Know It All

A quiz about Consumer Reports.

Question: Consumer Reports is supported by 7.6 million subscribers today. How many subscribers did we start with in May 1936 when we mailed our first issue of the magazine?

A. 100,000
B. 54,000
C. 10,000
D. 4,000

Answer: D. Consumer Reports’ circulation in 1936 was a little more than 4,000 (link). By 1946 it was 100,000.

Question: In 1953, CR’s first annual auto issue covered 50 cars. How many vehicles will Consumer Reports rate in 2015?

A. 180
B. 220
C. 280
D. 320

Answer: C, the September 2015 Ratings and Pricing Guide provides ratings on 280 vehicles.

Question: We recommended Woolworth’s Gondola Floating soap a “Best Buy” in our inaugural 1936 issue. We no longer test bar soap. Which of these other products have we stopped testing?
A. Wine
B. Television antennas
C. Tires
D. Strollers

Answer: A

Question: Consumer Reports is headquartered in Yonkers, NY (the fourth largest city in New York State). That’s where we test the majority of the products we buy and rate for consumers. But some products are tested elsewhere. Those are ...

A. Lawn mowers and cars
B. Laundry detergents and washing machines
C. Coffee and cereals
D. Helmets and elliptical equipment

Answer: A. We test all of our mowers in February in Tampa, Florida and we test about 85 cars a year at our facility in Colchester, Connecticut at a former drag-racing strip.

Question: Some products are so hazardous that we suggest consumers steer clear of the whole category. Which of these earned that caution from Consumer Reports?

A. Single-load laundry detergent pods
B. Kerosene heaters
C. Drop-side cribs
D. Three-wheel ATVs

Answer: All of the above.


Photo of laundry pods

In the Field

(out and about with regulators and experts)

Liquid laundry detergent pods may be easy to use, but they look like candy and children are getting hurt. Nearly half of the almost 11,000 pod-related calls to poison control centers in 2013 involved medical treatment. After more than a year of researching the dangers, we announced that Consumer Reports won’t recommend any liquid laundry detergent pod until tougher safety measures lead to a meaningful drop in injuries.

Consumer Reports has been active on the committee of a multi-stakeholder effort to set voluntary safety standards for these pods.
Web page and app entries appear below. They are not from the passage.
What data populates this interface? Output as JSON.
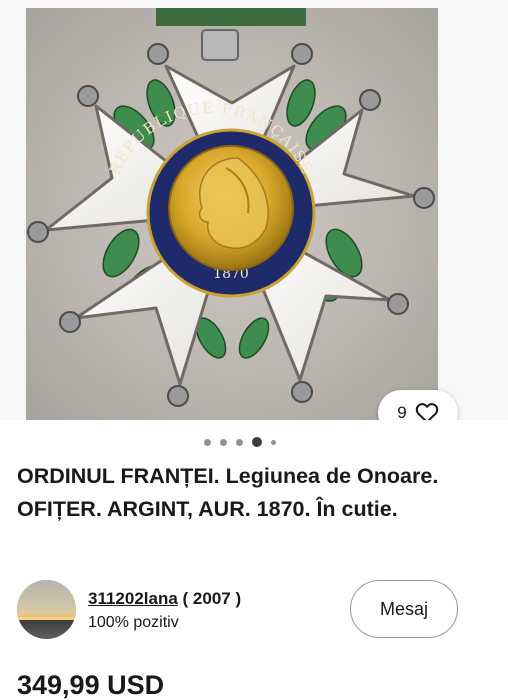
{
  "listing": {
    "image_alt": "Medal photo",
    "medal_inscription": "REPUBLIQUE FRANÇAISE",
    "medal_year": "1870",
    "likes": "9",
    "carousel": {
      "count": 5,
      "active_index": 3
    },
    "title": "ORDINUL FRANȚEI. Legiunea de Onoare. OFIȚER. ARGINT, AUR. 1870. În cutie.",
    "price": "349,99 USD"
  },
  "seller": {
    "username": "311202lana",
    "score": "( 2007 )",
    "feedback": "100% pozitiv",
    "message_label": "Mesaj"
  },
  "icons": {
    "like": "heart-outline-icon"
  },
  "colors": {
    "text": "#191919",
    "enamel_blue": "#1f2a6b",
    "gold": "#d9a72a",
    "enamel_green": "#3f8c4f"
  }
}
Working with affected consumers, allied groups, and regulators, we pushed for the strongest possible standards to improve packaging, labeling, and the safety of the product itself, while also helping develop a federal bill to address the problem if industry does not. Those efforts turned relatively weak initial proposals into the final standards approved on September 15, which represent a very positive step toward reducing the danger to kids. Nevertheless, to verify that the standards work, we’re leading a multi-stakeholder committee that will monitor injury rates. If we don’t see a decline in injuries, we’ll push for stronger industry action or regulatory and/or legislative federal remedies. We’ll continue to hold our “recommended” check mark as long as is necessary to keep kids safe, and will also continue to educate consumers about the dangers of this product.


Photo of an iPad Air

What would you tell your family to buy?

Some favorite items from CR staff
Life can get pretty hectic. Your phone rings, you’re late for work, and you left the iron on downstairs, next to the rumpled shirts. An iron with automatic shutoff is a must. It turns off the iron in about a minute when it’s motionless and on its side or when the soleplate is on a surface. When the iron is upright and in its usual resting position, auto shutoff is triggered after 8 to 15 minutes. Most new irons—even inexpensive ones—have it, but several we tested don't. I tell my friends and family that other features are nice; this one could be a lifesaver. - Kimberly Janeway, associate editor, Home

I'd tell my friends and family to get an iPad, particularly the iPad Mini 3. There are so many things you can do with a tablet, and I still like the Apple App Store best. The display is beautiful, so it's great for watching movies or looking at pictures. You can get a 16GB model for $400 (if you want the larger screen, spend an extra $100 and get the iPad Air 2). Get the Wi-Fi version; most people don't need to use a tablet out of range of a wireless connection. - Donna Tapellini, senior editor, Electronics

Upright vacuums are getting larger and heavier and we get a lot of complaints about how they handle. If you’re not wedded to a particular type it would be best to get a canister vacuum. Kenmore vacuums generally perform very well in our tests, and the Kenmore Elite 21814 is reasonably priced at $500. It has all the bells and whistles, including a manual carpet pile-height adjustment, suction control for drapes, a brush on/off switch for bare floors, and a retractable cord. If you must have an upright, the $350 Kenmore Elite 31150 bagged model is a top performer. - Dave Trezza, senior test project leader, Home Improvement


Photo of a dinner bill

Watch this!

Americans are paying more out of pocket for medical care than ever before—and being socked with surprise charges. Would you stand for that when buying anything else? Say, a pizza? Here’s Consumer Reports’ humorous take on what would happen if pizza checks were like health care bills. Click below to watch.